Wal-Mart has managed during recent years to leverage its sales might and gain renown as an American cultural arbiter, simply by choosing which magazines and music it will sell. This gatekeeping has narrowed the mainstream for entertainment and made it more politically conservative. The company sells more music than any other firm, is a huge magazine seller, and is moving toward first place in book sales -- all to unfortunate effect: Lance Armstrong's girlfriend, a popular musician named Sheryl Crow, recently lost 10 percent of an album's potential sales when Wal-Mart declined to carry it because of a lyric that accused the chain of selling guns to children. As Wal-Mart continues to add several hundred stores to its 1,300-strong chain every year, it is also nearing the book-sales lead held by Amazon and Barnes & Noble. As such, Wal-Mart, whose narrow cultural sensibility doesn't like things that aren't Christian, wholesome, rightward-leaning, and pro-Wal-Mart, now threatens Americans' reading lists.
Just ask people working at, or who formerly worked at, Jossey-Bass.
Though Johanna Vondeling had been given the go-ahead to cut (if not to finalize) a deal for the book, the Wal-Mart chapter raised antennas among the sales force at corporate headquarters in New Jersey. People at the San Francisco Jossey-Bass imprint came to believe that at least one senior member of John Wiley & Sons management voiced the opinion that the book might hinder the parent company's relationship with the retailing giant.
"Wal-Mart is known to be punitive. It's not a huge client [of Wiley & Sons]. But because they're so big, they're important," says one person familiar with the situation. "It's an example of what I would call internal censorship."
Wiley's corporate communications director, Susan Spilka, downplays the role the company's sales relationship with Wal-Mart played in Wiley's ultimate decision to rescind approval of The Great American Job Scam. All the same, she can't deny that the company fretted about Wal-Mart's potentially negative reaction to the book.
"It was mentioned. I'm not going to say it wasn't mentioned," Spilka says. But, she adds, "it had more to do with the positioning of the book and the inexperience of the author."

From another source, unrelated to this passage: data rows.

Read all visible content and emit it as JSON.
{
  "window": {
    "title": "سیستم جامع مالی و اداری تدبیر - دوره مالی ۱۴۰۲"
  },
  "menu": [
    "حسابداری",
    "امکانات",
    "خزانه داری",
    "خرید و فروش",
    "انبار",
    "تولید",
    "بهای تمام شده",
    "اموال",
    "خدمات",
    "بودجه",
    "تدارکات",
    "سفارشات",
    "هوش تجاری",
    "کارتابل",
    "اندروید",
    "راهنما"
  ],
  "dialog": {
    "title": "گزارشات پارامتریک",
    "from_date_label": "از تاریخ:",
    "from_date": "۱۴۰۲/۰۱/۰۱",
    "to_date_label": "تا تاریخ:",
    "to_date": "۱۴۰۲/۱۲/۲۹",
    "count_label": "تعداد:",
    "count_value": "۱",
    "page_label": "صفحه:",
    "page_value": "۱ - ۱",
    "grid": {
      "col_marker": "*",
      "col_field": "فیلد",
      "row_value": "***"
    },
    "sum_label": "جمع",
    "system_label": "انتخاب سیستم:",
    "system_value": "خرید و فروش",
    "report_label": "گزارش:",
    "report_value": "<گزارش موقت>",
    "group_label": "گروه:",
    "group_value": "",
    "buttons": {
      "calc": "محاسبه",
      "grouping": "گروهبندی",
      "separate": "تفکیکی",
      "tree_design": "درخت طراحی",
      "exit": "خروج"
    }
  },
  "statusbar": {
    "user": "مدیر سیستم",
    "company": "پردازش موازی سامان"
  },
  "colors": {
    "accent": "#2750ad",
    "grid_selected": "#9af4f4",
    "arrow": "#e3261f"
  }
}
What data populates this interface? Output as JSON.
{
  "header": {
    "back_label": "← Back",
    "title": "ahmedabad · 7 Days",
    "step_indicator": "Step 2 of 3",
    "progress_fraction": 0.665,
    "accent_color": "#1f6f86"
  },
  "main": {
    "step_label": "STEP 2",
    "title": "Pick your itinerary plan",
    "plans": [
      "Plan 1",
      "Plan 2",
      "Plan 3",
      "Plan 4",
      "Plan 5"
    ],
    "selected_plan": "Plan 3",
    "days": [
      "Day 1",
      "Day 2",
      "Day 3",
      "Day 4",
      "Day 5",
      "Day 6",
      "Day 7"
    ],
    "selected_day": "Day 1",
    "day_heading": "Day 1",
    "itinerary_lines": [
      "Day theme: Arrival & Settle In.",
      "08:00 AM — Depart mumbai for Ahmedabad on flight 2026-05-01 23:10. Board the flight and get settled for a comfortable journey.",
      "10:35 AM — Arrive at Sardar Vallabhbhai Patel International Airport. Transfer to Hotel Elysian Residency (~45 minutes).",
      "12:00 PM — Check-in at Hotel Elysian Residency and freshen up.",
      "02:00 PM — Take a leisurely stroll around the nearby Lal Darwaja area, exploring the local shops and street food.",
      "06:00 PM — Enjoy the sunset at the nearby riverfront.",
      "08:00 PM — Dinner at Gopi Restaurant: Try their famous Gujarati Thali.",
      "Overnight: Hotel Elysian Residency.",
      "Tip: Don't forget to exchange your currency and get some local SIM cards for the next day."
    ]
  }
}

Vondeling's superiors told her to withdraw the Jossey-Bass offer to LeRoy. Workers at the 130-employee imprint came to believe Wiley feared Wal-Mart so much it was willing to undermine the credibility of its own editors. Soon, the Wiley/Wal-Mart Affaire was the talk of San Francisco's cozy publishing world.